Exercise instructions
Without skipping anything, write out each record below exactly.

Dataset rows for apps and sites:
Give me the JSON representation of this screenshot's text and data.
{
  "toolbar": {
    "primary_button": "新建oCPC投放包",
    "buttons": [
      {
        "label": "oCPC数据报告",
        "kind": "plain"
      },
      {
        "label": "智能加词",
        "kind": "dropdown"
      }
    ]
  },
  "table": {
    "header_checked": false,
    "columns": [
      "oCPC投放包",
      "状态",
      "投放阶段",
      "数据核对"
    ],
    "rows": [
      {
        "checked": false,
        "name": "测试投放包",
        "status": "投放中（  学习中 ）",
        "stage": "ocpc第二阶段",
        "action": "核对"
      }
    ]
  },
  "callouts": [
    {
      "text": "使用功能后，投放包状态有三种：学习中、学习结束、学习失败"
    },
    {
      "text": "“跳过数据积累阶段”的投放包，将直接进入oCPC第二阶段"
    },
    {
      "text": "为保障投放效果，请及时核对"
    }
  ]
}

Solved problem
Give me the JSON representation of this screenshot's text and data.
{
  "toolbar": {
    "primary_button": "新建oCPC投放包",
    "buttons": [
      {
        "label": "oCPC数据报告",
        "kind": "plain"
      },
      {
        "label": "智能加词",
        "kind": "dropdown"
      }
    ]
  },
  "table": {
    "header_checked": false,
    "columns": [
      "oCPC投放包",
      "状态",
      "投放阶段",
      "数据核对"
    ],
    "rows": [
      {
        "checked": false,
        "name": "测试投放包",
        "status": "投放中（  学习中 ）",
        "stage": "ocpc第二阶段",
        "action": "核对"
      }
    ]
  },
  "callouts": [
    {
      "text": "使用功能后，投放包状态有三种：学习中、学习结束、学习失败"
    },
    {
      "text": "“跳过数据积累阶段”的投放包，将直接进入oCPC第二阶段"
    },
    {
      "text": "为保障投放效果，请及时核对"
    }
  ]
}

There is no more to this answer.